Unlike Doug, I see Golan v. Holder as primarily a copyright decision. Because §104A, the chapter that allows foreign holders of copyright to restore their works to copyright , was created to comply with international treaties it cannot be viewed in an American vacuum. The primary reason this should not be viewed primarily as a treaty case is because §104A is a law passed by Congress not a treaty made by the president and ratified by the Senate.

The U.S. Constitution grants the president and Senate the power to create treaties. However, there is no provision that allows Congress to enforce treaties with powers other than those granted to it by Article1 of the Constitution.  The constitutional limitation on Congress’ power is fundamental to the American system of government. The Constitution while limiting is not meant to bar progress or international agreements. Most treaties can be enforced by Congress through its commerce power, its power over the military and piracy, or as is the case here its power to regulate intellectual property.

Ultimately the decision in Golan v. Holder, boils down to what “securing for limited Times” in Article 1 Section 8 clause 8 of the Constitution means. Once a limited time is secured, can it be extended? When that time has expired, can it be restored? The majority of the Supreme Court tells us the answer to both questions is yes.

The majority relies on the meaning of the word limited and the precedent of Congress extending terms of copyrights and removing works from the public domain with the passage of the first copyright act in 1790 and after the world wars.
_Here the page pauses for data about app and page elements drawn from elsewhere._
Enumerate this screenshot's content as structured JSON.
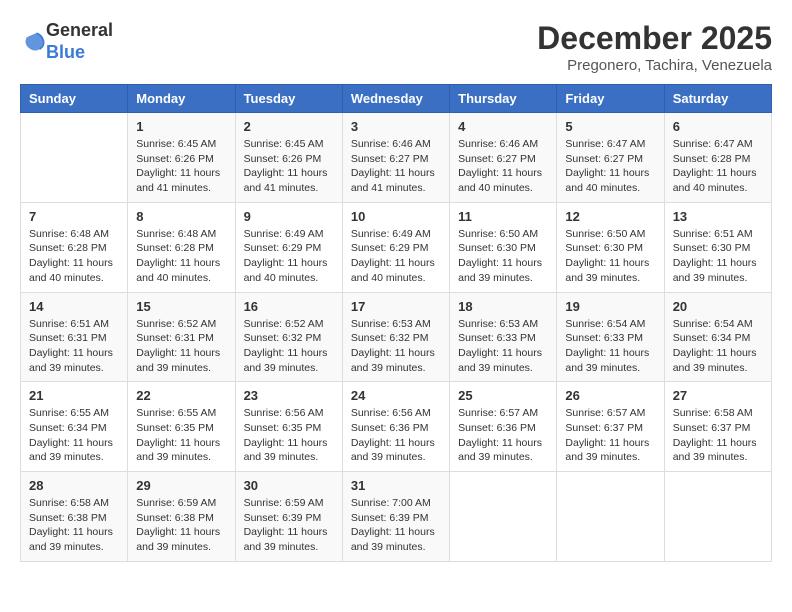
{
  "logo": {
    "general": "General",
    "blue": "Blue"
  },
  "title": "December 2025",
  "subtitle": "Pregonero, Tachira, Venezuela",
  "days_of_week": [
    "Sunday",
    "Monday",
    "Tuesday",
    "Wednesday",
    "Thursday",
    "Friday",
    "Saturday"
  ],
  "weeks": [
    [
      {
        "day": "",
        "sunrise": "",
        "sunset": "",
        "daylight": ""
      },
      {
        "day": "1",
        "sunrise": "Sunrise: 6:45 AM",
        "sunset": "Sunset: 6:26 PM",
        "daylight": "Daylight: 11 hours and 41 minutes."
      },
      {
        "day": "2",
        "sunrise": "Sunrise: 6:45 AM",
        "sunset": "Sunset: 6:26 PM",
        "daylight": "Daylight: 11 hours and 41 minutes."
      },
      {
        "day": "3",
        "sunrise": "Sunrise: 6:46 AM",
        "sunset": "Sunset: 6:27 PM",
        "daylight": "Daylight: 11 hours and 41 minutes."
      },
      {
        "day": "4",
        "sunrise": "Sunrise: 6:46 AM",
        "sunset": "Sunset: 6:27 PM",
        "daylight": "Daylight: 11 hours and 40 minutes."
      },
      {
        "day": "5",
        "sunrise": "Sunrise: 6:47 AM",
        "sunset": "Sunset: 6:27 PM",
        "daylight": "Daylight: 11 hours and 40 minutes."
      },
      {
        "day": "6",
        "sunrise": "Sunrise: 6:47 AM",
        "sunset": "Sunset: 6:28 PM",
        "daylight": "Daylight: 11 hours and 40 minutes."
      }
    ],
    [
      {
        "day": "7",
        "sunrise": "Sunrise: 6:48 AM",
        "sunset": "Sunset: 6:28 PM",
        "daylight": "Daylight: 11 hours and 40 minutes."
      },
      {
        "day": "8",
        "sunrise": "Sunrise: 6:48 AM",
        "sunset": "Sunset: 6:28 PM",
        "daylight": "Daylight: 11 hours and 40 minutes."
      },
      {
        "day": "9",
        "sunrise": "Sunrise: 6:49 AM",
        "sunset": "Sunset: 6:29 PM",
        "daylight": "Daylight: 11 hours and 40 minutes."
      },
      {
        "day": "10",
        "sunrise": "Sunrise: 6:49 AM",
        "sunset": "Sunset: 6:29 PM",
        "daylight": "Daylight: 11 hours and 40 minutes."
      },
      {
        "day": "11",
        "sunrise": "Sunrise: 6:50 AM",
        "sunset": "Sunset: 6:30 PM",
        "daylight": "Daylight: 11 hours and 39 minutes."
      },
      {
        "day": "12",
        "sunrise": "Sunrise: 6:50 AM",
        "sunset": "Sunset: 6:30 PM",
        "daylight": "Daylight: 11 hours and 39 minutes."
      },
      {
        "day": "13",
        "sunrise": "Sunrise: 6:51 AM",
        "sunset": "Sunset: 6:30 PM",
        "daylight": "Daylight: 11 hours and 39 minutes."
      }
    ],
    [
      {
        "day": "14",
        "sunrise": "Sunrise: 6:51 AM",
        "sunset": "Sunset: 6:31 PM",
        "daylight": "Daylight: 11 hours and 39 minutes."
      },
      {
        "day": "15",
        "sunrise": "Sunrise: 6:52 AM",
        "sunset": "Sunset: 6:31 PM",
        "daylight": "Daylight: 11 hours and 39 minutes."
      },
      {
        "day": "16",
        "sunrise": "Sunrise: 6:52 AM",
        "sunset": "Sunset: 6:32 PM",
        "daylight": "Daylight: 11 hours and 39 minutes."
      },
      {
        "day": "17",
        "sunrise": "Sunrise: 6:53 AM",
        "sunset": "Sunset: 6:32 PM",
        "daylight": "Daylight: 11 hours and 39 minutes."
      },
      {
        "day": "18",
        "sunrise": "Sunrise: 6:53 AM",
        "sunset": "Sunset: 6:33 PM",
        "daylight": "Daylight: 11 hours and 39 minutes."
      },
      {
        "day": "19",
        "sunrise": "Sunrise: 6:54 AM",
        "sunset": "Sunset: 6:33 PM",
        "daylight": "Daylight: 11 hours and 39 minutes."
      },
      {
        "day": "20",
        "sunrise": "Sunrise: 6:54 AM",
        "sunset": "Sunset: 6:34 PM",
        "daylight": "Daylight: 11 hours and 39 minutes."
      }
    ],
    [
      {
        "day": "21",
        "sunrise": "Sunrise: 6:55 AM",
        "sunset": "Sunset: 6:34 PM",
        "daylight": "Daylight: 11 hours and 39 minutes."
      },
      {
        "day": "22",
        "sunrise": "Sunrise: 6:55 AM",
        "sunset": "Sunset: 6:35 PM",
        "daylight": "Daylight: 11 hours and 39 minutes."
      },
      {
        "day": "23",
        "sunrise": "Sunrise: 6:56 AM",
        "sunset": "Sunset: 6:35 PM",
        "daylight": "Daylight: 11 hours and 39 minutes."
      },
      {
        "day": "24",
        "sunrise": "Sunrise: 6:56 AM",
        "sunset": "Sunset: 6:36 PM",
        "daylight": "Daylight: 11 hours and 39 minutes."
      },
      {
        "day": "25",
        "sunrise": "Sunrise: 6:57 AM",
        "sunset": "Sunset: 6:36 PM",
        "daylight": "Daylight: 11 hours and 39 minutes."
      },
      {
        "day": "26",
        "sunrise": "Sunrise: 6:57 AM",
        "sunset": "Sunset: 6:37 PM",
        "daylight": "Daylight: 11 hours and 39 minutes."
      },
      {
        "day": "27",
        "sunrise": "Sunrise: 6:58 AM",
        "sunset": "Sunset: 6:37 PM",
        "daylight": "Daylight: 11 hours and 39 minutes."
      }
    ],
    [
      {
        "day": "28",
        "sunrise": "Sunrise: 6:58 AM",
        "sunset": "Sunset: 6:38 PM",
        "daylight": "Daylight: 11 hours and 39 minutes."
      },
      {
        "day": "29",
        "sunrise": "Sunrise: 6:59 AM",
        "sunset": "Sunset: 6:38 PM",
        "daylight": "Daylight: 11 hours and 39 minutes."
      },
      {
        "day": "30",
        "sunrise": "Sunrise: 6:59 AM",
        "sunset": "Sunset: 6:39 PM",
        "daylight": "Daylight: 11 hours and 39 minutes."
      },
      {
        "day": "31",
        "sunrise": "Sunrise: 7:00 AM",
        "sunset": "Sunset: 6:39 PM",
        "daylight": "Daylight: 11 hours and 39 minutes."
      },
      {
        "day": "",
        "sunrise": "",
        "sunset": "",
        "daylight": ""
      },
      {
        "day": "",
        "sunrise": "",
        "sunset": "",
        "daylight": ""
      },
      {
        "day": "",
        "sunrise": "",
        "sunset": "",
        "daylight": ""
      }
    ]
  ]
}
Ultimately I believe that the words “securing for limited times” implies that the term of copyright is fixed once it is granted. However, I do not believe that the Constitution’s words are meant to be rigidly interpreted. With strong rational reasons Congress should be allowed to extend the terms of copyright. The initial creation of copyright and the aftermath of world war are clearly strong rational arguments for granting copyright to works formerly in the public domain. Bringing the United States into full compliance with international intellectual property treaties is definitely a rational reason for restoring works to copyright. I’m just not sure I’m entirely convinced by it.